"If you look at the history of film, European film was already taking risks at that time that weren't being taken in American silent film," Jules-Rosette said. "It's now a classic, and it established and re-enforced Baker's early image. It's interesting how it goes through France and also portrays women in the tropics."
As the plot unfolds, Baker makes several transitions, from free-spirited island girl to slapstick cruise ship stow-away to saintly governess to jazz dancer who becomes the toast of Paris.
"It's kind of a cinderella story which she plays out in all of her films," Jules-Rosette said. "She plays a stereotypical Creole woman, so it gives Baker an opportunity to do her Savage Dance. The plot is fairly simple and has a lot of slapstick comedy, but I think it holds its own. It's very entertaining, and I'm sure that Scott is going to put an interesting score together for it."
Baker's other films were shown at UCSD in February to celebrate Black History Month, and "Siren" will be screened in March to celebrate Women's History Month.
A Josephine Baker exhibit, created by Jules-Rosette, Paulson and several graduate students in African and African-American Studies, has been popular with students and faculty at UCSD and will remain in the Arts Libraries display cases in Geisel Library through April.
"In black history, Baker is often treated as an icon," Jules-Rosette said. "She was a very successful performer, but more importantly she is remembered for her civil rights campaign. What many people don't realize is that when Martin Luther King Jr. gave his 'I Have a Dream' speech, Josephine Baker gave one right before him. In women's history, she's even more important because she did things that women just didn't do in those days, like fly a plane. She was a French spy in the war.

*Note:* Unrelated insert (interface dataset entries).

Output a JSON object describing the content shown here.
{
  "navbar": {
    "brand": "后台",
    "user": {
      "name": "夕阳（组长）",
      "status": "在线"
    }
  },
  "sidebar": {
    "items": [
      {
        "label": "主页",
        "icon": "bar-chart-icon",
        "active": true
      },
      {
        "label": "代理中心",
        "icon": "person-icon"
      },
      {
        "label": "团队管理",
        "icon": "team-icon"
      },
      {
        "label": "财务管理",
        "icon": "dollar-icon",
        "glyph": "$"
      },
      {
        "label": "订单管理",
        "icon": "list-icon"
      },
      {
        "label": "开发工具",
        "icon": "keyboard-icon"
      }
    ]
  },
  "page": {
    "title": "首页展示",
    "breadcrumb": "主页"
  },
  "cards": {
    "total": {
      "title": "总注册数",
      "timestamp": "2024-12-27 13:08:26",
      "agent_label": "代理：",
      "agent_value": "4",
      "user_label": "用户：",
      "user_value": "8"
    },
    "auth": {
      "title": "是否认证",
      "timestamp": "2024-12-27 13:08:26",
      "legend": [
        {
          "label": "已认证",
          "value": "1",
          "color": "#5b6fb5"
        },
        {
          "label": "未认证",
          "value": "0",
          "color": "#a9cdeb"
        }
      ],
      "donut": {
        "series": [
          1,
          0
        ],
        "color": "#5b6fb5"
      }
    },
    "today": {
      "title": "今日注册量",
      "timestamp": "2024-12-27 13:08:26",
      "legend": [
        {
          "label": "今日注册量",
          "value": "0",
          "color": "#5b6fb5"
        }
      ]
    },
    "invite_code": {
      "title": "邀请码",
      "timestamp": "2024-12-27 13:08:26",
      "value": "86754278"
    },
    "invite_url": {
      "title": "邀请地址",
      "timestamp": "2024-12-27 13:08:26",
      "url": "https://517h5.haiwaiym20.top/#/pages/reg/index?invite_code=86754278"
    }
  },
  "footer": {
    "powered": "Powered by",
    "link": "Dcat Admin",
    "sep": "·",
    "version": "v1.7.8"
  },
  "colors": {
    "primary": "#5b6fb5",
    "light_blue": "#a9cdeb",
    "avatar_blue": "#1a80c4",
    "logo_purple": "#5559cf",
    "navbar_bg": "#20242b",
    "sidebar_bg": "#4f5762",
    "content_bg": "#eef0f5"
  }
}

She became a sort of trailblazer."
Baker was born into poverty in St. Louis in 1906 and left home at age 16 to perform in a traveling vaudeville show. Three years later, she traveled to Paris with the